Recently artist Tom Sachs teamed up with Nike to present an artisanal capsule collection, NIKECraft.
Launched on the eve of Tom’s SPACE PROGRAM: Mars, the collaboration fused in several significant ways.
Tom Sachs: NIKECraft collection consists of The Mars Yard Shoe, the Trench, The Marsfly Jacket, and the Lightweight Tote. Nike design and Sachs applied materials that have never been used in sportswear, taken from automotive air bags, mainsails for boats and the space suit itself. Each piece is packed with functionality that would prove useful in the voyage through space. Zipper pulls that double as storage containers, paracord that can be fashioned as a tourniquet and embellishments like the periodic table of elements screened on the inside of a jacket – they all merge visual interest with purpose.
About the artist
TOM SACHS is a sculptor, probably best known for his elaborate recreations of various Modern icons, all of them masterpieces of engineering and design of one kind or another. In an early show he made Knoll office furniture out of phone books and duct tape; later, he recreated Le Corbusier’s 1952 Unité d’Habitation using only foamcore and a glue gun. Other projects have included his versions of various Cold War masterpieces, like the Apollo 11 Lunar Excursion Module, and the bridge of the battleship USS Enterprise. And because no engineering project is more complex and pervasive than the corporate ecosystem, he’s done versions of those, too, including a McDonald’s he built using plywood, glue, assorted kitchen appliances. He’s also done Hello Kitty and her friends in materials ranging from foamcore to bronze.

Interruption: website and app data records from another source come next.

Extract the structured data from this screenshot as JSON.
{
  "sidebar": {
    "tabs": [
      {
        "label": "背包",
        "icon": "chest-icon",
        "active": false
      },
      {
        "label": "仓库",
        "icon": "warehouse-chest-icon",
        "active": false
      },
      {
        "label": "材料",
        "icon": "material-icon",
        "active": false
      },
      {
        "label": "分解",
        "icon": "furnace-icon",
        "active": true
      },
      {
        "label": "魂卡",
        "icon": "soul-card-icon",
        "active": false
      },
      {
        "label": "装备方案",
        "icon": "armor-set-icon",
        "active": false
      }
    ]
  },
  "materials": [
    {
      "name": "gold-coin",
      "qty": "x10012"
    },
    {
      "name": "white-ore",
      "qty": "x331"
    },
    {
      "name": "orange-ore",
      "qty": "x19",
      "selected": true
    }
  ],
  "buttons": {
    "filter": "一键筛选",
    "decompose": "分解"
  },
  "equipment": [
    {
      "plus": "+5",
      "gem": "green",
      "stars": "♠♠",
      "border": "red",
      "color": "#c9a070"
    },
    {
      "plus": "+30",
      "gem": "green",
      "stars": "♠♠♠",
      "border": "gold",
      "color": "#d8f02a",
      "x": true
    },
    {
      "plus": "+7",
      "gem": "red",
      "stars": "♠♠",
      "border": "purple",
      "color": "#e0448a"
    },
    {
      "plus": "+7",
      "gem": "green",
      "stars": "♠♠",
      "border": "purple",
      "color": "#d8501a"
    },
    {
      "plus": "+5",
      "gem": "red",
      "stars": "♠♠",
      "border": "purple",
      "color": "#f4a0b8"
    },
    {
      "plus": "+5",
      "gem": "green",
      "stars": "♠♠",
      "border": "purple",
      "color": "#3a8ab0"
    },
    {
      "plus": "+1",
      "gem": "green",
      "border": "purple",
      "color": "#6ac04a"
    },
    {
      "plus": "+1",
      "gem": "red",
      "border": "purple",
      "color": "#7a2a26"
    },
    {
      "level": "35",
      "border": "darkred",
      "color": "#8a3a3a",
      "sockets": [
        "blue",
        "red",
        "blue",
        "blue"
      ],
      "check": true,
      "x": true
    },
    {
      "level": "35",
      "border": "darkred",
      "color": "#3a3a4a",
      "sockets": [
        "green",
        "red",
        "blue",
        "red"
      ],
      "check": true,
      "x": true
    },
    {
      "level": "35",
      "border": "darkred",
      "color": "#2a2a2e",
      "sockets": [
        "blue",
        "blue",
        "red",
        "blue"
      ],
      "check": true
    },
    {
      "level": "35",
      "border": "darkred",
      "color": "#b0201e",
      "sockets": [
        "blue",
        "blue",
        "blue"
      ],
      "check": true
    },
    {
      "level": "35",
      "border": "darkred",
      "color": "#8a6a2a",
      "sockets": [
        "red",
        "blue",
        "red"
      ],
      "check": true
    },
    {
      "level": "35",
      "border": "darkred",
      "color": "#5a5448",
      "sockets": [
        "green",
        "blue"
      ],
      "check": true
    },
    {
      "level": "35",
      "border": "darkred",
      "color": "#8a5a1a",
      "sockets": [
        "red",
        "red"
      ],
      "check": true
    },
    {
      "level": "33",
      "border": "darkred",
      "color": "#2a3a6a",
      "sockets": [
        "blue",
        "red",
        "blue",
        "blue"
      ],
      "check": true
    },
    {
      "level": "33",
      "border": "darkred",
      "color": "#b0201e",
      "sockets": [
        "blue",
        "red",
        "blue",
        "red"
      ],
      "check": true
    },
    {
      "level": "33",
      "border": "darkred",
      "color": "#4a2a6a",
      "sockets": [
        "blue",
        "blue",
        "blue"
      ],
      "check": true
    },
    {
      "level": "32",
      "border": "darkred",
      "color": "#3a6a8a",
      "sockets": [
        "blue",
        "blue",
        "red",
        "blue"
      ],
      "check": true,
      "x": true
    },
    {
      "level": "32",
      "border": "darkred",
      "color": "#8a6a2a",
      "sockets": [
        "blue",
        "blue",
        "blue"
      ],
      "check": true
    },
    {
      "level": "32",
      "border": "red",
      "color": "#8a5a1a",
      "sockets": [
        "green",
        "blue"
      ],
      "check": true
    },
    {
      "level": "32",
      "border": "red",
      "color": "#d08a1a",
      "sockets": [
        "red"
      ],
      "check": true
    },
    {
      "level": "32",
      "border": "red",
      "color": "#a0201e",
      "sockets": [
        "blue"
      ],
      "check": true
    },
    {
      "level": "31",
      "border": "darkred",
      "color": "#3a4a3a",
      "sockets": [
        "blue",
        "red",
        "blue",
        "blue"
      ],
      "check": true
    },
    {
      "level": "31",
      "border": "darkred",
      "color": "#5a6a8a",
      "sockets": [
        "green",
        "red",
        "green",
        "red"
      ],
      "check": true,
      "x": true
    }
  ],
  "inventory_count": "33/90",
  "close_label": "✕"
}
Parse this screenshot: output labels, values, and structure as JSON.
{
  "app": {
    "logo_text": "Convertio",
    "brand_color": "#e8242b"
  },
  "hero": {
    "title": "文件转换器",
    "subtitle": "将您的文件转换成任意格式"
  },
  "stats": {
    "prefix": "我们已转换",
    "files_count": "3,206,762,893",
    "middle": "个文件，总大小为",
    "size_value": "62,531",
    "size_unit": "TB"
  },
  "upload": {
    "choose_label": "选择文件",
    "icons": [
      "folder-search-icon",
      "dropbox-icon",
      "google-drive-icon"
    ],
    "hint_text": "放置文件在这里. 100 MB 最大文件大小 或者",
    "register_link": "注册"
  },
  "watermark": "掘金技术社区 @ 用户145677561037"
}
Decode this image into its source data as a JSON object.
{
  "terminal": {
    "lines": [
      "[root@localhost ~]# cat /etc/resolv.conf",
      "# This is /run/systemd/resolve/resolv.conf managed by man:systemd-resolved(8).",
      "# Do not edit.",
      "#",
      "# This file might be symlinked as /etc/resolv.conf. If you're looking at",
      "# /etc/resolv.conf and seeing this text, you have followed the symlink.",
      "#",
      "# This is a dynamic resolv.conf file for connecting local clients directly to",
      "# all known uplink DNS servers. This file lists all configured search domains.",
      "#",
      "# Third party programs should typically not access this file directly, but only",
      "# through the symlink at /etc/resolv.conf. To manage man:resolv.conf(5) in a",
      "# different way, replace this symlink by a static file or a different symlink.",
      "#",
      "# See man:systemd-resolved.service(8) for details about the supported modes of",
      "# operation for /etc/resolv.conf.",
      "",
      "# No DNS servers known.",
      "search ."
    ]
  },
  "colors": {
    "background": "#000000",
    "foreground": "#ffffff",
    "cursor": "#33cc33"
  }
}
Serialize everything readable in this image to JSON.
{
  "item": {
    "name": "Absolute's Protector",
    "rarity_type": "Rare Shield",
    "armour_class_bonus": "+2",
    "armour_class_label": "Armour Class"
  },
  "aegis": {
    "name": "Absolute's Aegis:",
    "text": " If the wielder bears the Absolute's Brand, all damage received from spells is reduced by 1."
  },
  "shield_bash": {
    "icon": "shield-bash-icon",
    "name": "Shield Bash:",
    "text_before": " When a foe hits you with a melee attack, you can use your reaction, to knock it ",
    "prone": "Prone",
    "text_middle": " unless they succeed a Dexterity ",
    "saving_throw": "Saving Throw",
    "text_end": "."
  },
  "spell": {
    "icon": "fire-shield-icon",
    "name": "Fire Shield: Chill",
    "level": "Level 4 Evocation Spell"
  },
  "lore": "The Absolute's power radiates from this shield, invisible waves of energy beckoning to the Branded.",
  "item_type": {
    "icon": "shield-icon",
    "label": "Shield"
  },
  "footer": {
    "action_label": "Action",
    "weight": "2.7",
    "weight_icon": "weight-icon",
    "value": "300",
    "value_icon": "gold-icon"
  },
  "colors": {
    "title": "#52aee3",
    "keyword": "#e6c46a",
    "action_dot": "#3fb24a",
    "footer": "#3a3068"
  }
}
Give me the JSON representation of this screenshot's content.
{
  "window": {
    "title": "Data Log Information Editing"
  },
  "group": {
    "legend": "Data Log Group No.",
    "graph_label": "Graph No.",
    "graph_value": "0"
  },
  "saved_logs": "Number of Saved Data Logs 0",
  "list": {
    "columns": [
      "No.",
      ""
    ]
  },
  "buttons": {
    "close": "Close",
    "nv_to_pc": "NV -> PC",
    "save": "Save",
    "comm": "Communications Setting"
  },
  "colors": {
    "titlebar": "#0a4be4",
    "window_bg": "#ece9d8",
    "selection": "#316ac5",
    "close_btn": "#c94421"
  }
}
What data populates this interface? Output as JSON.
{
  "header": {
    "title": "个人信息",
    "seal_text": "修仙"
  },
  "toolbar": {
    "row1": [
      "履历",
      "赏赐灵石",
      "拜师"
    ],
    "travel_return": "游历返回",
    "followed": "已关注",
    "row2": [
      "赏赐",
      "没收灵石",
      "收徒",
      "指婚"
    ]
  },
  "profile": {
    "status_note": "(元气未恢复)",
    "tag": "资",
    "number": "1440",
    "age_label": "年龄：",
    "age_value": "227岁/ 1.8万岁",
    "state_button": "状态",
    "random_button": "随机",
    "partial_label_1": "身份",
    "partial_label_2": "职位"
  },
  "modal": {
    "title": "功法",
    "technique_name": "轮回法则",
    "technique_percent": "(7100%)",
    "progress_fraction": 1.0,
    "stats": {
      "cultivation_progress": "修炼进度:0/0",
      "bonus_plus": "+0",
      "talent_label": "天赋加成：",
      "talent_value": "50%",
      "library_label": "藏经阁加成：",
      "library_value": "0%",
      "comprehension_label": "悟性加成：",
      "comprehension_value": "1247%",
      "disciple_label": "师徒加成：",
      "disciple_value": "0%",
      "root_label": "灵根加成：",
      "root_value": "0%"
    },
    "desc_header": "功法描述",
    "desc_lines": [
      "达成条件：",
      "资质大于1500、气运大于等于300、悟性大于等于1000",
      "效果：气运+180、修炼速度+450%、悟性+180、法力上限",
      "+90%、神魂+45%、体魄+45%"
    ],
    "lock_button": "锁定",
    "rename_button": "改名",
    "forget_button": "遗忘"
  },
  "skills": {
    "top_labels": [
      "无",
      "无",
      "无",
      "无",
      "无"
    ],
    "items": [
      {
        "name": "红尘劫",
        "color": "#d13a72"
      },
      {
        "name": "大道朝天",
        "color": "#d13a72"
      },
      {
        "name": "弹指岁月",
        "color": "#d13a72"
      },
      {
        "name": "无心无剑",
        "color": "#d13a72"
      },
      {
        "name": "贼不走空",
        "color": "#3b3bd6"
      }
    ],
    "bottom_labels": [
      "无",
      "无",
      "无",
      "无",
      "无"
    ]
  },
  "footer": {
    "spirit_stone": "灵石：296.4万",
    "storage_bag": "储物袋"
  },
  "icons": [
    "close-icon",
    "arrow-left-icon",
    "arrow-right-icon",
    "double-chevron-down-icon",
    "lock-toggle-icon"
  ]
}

A lot has been made of the conceptual underpinnings of these sculptures: how Sachs’ sampling capitalist culture, remixing, dubbing and spitting it back out again, so that the results are transformed and transforming. Equally, if not more important, is his total embrace of “showing his work.” All the steps that led up to the end result are always on display. On a practical level, this means that all seams, joints, screws or for that matter anything holding stuff together, like foamcore and plywood, are left exposed. Nothing is erased, sanded away, or rendered invisible. On a more philosophical level, this means that nothing Sachs makes is ever finished. Like any good engineering project, everything can always be stripped down, stripped out, redesigned and improved.
The reward for work is more work. –Mark van de Walle